Del Mar council passes resolution supporting long-term solution for San Onofre

Del Mar City Hall
(Jon Clark)

The Del Mar City Council approved a resolution Feb. 22 in support of finding a long-term solution to store the nuclear waste at San Onofre.

The council has adopted similar resolutions over the years. The latest one “reaffirms the city’s position to support the safe storage of spent nuclear fuel at SONGS,” according to a report by Del Mar Mayor Dwight Worden and City Councilwoman Terry Gaasterland.

“To put it mildly, there are a lot of risks and worries there should the canisters leak, how we monitor them,” Worden said during the meeting. “I think everybody, including Edison, agrees it isn’t great to have them where they are. And the real fault here to the extent there is real fault lies with the federal government.”

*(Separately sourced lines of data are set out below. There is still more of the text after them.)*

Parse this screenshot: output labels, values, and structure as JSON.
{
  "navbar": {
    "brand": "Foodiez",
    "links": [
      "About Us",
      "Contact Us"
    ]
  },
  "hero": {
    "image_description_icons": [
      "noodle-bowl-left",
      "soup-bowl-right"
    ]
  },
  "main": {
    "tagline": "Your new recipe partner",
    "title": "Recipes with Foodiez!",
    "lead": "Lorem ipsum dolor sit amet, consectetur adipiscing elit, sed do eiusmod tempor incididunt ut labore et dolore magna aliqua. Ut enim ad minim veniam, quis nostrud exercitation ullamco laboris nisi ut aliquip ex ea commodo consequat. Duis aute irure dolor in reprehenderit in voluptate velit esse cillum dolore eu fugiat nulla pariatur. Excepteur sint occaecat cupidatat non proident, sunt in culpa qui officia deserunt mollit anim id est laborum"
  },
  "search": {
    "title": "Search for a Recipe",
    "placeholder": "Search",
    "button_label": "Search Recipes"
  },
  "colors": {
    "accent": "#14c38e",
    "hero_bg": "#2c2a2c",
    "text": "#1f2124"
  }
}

The San Onofre Nuclear Generating Station, which is owned by Southern California Edison, discontinued power generating operations nearly 10 years ago. The federal government is responsible for the long-term storage of nuclear waste, but no plan is yet in place.

“There’s no medium-term solution that’s actually in place, and there’s certainly no long-term solution,” Worden said.

A proposed site at Yucca Mountain in Nevada, about 100 miles northwest of Las Vegas, has been discussed for years but has always been met with pushback from residents of the state. The most recent development was in February 2020, when then-President Trump announced he would no longer pursue Yucca Mountain as an option even though he had been seeking funding for it.

U.S. Rep. Mike Levin, D-San Juan Capistrano, launched a task force during his first term in Congress that produced a report on policy recommendations for San Onofre. He has also introduced legislation that would implement more safety measures.

Del Mar council members said they want to maintain public awareness.

“It is within our power to state our position that there are people at risk, this stuff is dangerous, it should be relocated into interim storage and eventual long-term storage as soon as possible,” Worden said.